We have applied time-dependent density-functional theory (TDDFT) to
investigate the electron flow through various two-dimensional (2D)
structures. In our approach the finite 2D computing region is divided into
two parts: (i) the time-independent quantum-dot reservoir initially filled
with electrons and (ii) a time-dependent channel which contains a device
potential (scattering center) of a desired shape at the center. First, the
static Kohn-Sham equation is solved for the electrons in the reservoir.
Thereafter, the ground-state Kohn-Sham wave functions are used as initial
states and are propagated on the potential landscape smoothly connected to
the reservoir, so that the electrons can enter the channel freely at times
t > 0. The charge flow through the channel and device region is driven
solely by the wave-packet dispersion and electron-electron repulsion, so
that no external bias is needed. We monitor the current density at
different points in space until the unrealistic back-scattering effects
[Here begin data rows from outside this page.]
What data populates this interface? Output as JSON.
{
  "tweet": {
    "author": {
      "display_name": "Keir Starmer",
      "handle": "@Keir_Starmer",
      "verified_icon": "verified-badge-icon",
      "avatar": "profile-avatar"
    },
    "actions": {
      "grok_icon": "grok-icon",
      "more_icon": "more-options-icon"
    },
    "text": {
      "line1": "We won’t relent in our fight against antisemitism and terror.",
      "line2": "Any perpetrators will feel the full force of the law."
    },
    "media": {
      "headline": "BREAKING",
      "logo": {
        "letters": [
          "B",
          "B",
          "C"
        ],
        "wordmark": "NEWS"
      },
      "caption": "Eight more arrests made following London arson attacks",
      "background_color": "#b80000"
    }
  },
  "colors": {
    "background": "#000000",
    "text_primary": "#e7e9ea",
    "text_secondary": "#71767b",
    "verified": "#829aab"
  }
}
due to the finite simulation area distort the description of a real
infinite system. In several test cases, however, our approach leads to
excellent agreement with the nonequilibrium Green's function method.
Until now, we have applied our TDDFT approach in the level of adiabatic
local-density approximation to simulate charge transport through quantum
rings and quantum-point contacts in static, uniform magnetic fields. In
particular, we have examined the effects of electron-electron interactions
on the Aharonov-Bohm oscillations in the conductance of realistic quantum
rings. |